Page and application data records:

◇ ◇ ◇

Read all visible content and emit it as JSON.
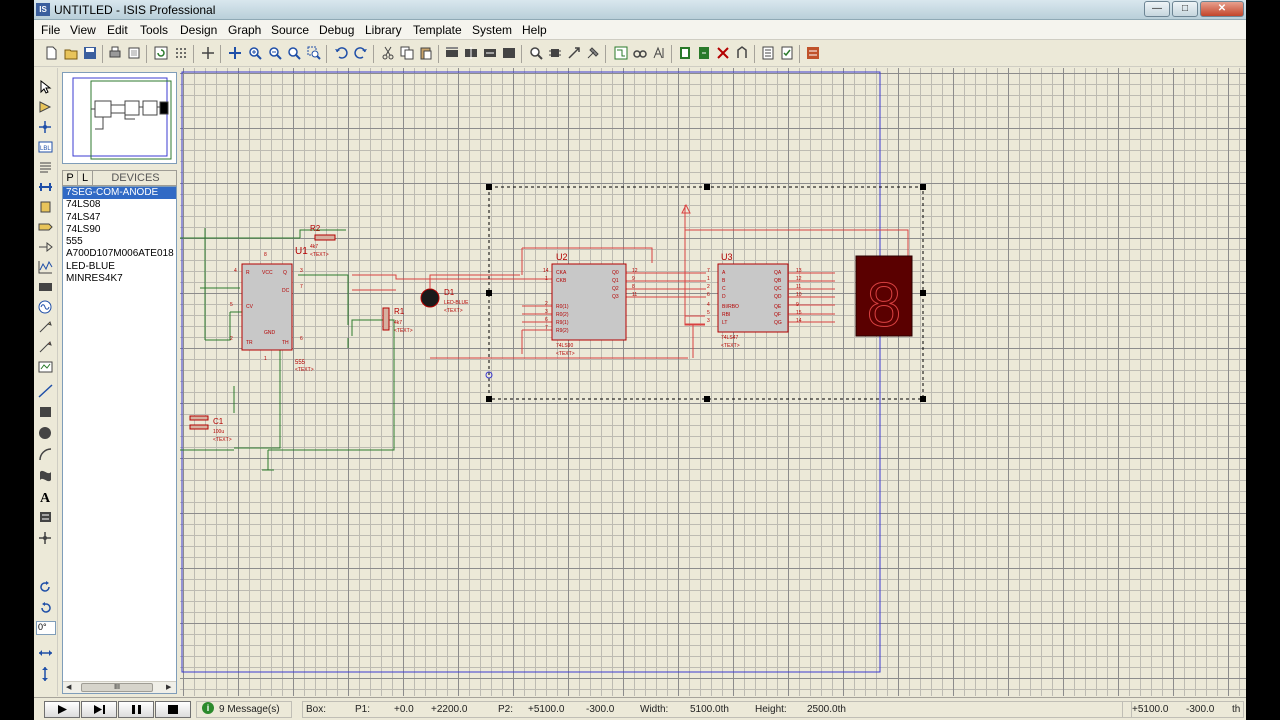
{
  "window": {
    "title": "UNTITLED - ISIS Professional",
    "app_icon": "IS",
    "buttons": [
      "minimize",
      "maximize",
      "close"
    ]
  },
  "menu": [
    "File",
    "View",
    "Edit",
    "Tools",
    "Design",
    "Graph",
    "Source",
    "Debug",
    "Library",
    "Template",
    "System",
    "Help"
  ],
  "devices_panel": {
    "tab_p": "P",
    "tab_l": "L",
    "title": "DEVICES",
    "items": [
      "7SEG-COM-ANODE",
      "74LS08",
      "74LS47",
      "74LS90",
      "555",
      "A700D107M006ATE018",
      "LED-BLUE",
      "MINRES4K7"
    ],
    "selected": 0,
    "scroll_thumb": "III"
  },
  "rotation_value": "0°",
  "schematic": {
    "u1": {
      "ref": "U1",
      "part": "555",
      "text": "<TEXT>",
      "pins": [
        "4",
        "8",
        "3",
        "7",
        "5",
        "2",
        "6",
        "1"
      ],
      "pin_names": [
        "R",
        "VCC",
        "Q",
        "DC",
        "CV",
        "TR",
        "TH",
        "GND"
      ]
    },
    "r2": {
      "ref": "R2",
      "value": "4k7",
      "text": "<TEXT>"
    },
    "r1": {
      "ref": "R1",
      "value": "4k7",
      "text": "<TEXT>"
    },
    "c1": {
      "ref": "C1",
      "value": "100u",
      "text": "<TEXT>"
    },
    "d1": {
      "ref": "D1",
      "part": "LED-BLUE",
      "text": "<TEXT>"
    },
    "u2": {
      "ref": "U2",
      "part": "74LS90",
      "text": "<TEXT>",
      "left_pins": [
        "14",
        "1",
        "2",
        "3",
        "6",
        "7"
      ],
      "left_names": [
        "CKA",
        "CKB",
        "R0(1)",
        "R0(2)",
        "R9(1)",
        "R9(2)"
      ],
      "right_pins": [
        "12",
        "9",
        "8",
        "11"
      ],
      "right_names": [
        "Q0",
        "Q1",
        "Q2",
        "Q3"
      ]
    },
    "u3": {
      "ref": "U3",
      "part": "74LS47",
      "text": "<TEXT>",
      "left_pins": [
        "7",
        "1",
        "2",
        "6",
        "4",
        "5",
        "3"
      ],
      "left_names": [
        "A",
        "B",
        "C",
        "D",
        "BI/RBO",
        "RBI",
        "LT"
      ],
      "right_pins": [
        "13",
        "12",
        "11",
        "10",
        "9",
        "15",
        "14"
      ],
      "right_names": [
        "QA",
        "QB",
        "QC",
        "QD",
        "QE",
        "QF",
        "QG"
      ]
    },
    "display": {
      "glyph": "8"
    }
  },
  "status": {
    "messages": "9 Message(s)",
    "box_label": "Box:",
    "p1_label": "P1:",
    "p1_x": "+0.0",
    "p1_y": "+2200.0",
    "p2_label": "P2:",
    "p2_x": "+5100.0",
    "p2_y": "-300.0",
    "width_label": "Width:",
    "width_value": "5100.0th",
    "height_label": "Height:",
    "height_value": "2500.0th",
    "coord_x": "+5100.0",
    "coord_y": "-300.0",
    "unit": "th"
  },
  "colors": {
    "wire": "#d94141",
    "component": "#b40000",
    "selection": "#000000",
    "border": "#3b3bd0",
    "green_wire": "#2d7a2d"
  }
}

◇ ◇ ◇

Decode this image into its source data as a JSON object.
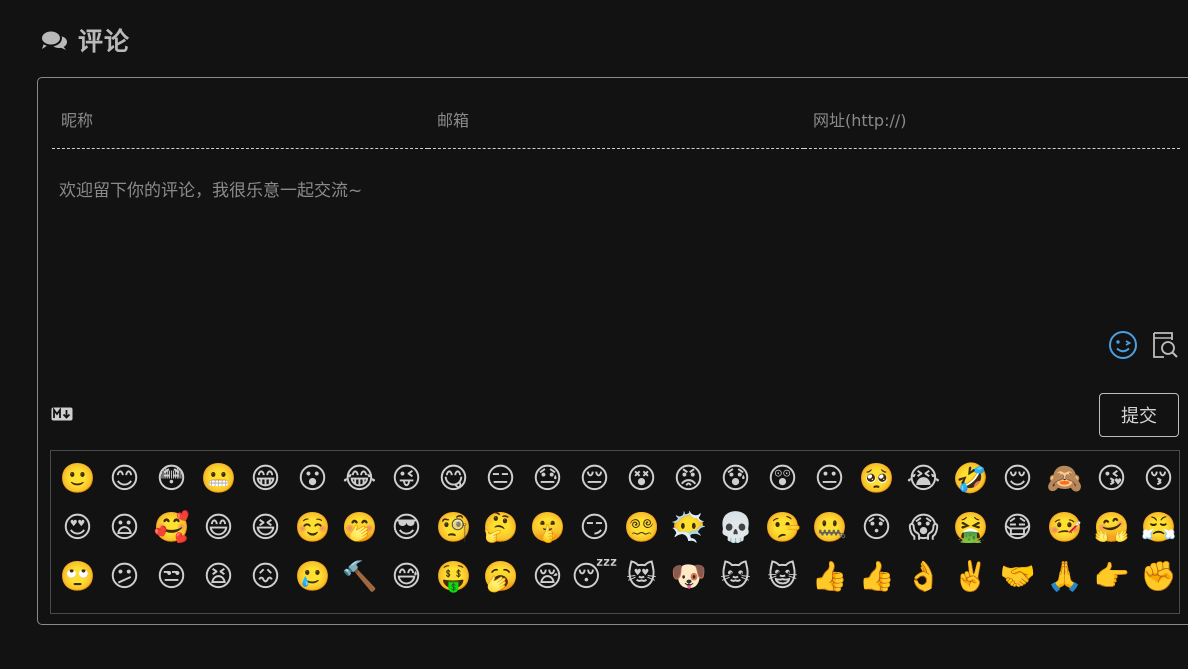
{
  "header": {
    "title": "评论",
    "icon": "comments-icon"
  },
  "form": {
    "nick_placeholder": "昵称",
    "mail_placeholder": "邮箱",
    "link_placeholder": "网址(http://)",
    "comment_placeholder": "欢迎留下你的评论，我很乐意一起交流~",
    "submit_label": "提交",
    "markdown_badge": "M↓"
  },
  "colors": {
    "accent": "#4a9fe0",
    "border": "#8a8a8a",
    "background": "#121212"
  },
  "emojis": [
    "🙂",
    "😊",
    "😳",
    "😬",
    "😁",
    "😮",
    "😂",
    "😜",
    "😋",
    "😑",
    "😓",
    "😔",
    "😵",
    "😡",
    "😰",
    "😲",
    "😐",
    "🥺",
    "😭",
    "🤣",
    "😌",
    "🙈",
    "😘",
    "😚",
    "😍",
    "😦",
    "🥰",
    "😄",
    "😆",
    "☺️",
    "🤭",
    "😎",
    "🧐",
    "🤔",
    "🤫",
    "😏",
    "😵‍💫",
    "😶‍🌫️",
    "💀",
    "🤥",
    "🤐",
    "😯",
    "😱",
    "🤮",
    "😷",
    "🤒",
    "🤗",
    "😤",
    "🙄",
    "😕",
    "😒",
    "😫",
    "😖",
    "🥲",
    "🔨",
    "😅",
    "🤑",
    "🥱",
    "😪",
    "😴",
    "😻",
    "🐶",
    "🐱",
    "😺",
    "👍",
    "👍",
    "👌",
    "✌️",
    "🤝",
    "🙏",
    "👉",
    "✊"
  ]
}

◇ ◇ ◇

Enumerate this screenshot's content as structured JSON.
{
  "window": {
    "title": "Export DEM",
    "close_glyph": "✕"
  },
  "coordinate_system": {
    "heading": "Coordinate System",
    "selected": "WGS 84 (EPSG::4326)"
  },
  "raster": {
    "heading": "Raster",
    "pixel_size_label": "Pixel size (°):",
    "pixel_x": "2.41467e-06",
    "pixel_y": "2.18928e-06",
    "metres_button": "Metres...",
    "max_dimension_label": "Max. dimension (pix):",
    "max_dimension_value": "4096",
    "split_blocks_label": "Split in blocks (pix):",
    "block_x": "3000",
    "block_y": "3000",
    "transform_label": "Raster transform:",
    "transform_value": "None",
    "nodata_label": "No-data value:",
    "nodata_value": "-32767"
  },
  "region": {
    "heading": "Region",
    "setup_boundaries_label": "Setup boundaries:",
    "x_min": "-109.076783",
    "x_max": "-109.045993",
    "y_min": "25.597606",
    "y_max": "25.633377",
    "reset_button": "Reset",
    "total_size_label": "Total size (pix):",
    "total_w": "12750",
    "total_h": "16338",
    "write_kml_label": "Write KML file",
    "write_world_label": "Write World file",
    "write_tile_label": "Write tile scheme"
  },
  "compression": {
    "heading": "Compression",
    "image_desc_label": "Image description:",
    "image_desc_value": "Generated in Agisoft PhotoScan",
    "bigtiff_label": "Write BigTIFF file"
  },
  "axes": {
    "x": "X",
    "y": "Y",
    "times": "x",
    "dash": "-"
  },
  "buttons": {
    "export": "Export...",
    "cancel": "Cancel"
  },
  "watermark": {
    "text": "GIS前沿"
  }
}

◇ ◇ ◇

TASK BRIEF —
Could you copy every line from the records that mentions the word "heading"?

ANSWER SPACE —
    "heading": "Coordinate System",
    "heading": "Raster",
    "heading": "Region",
    "heading": "Compression",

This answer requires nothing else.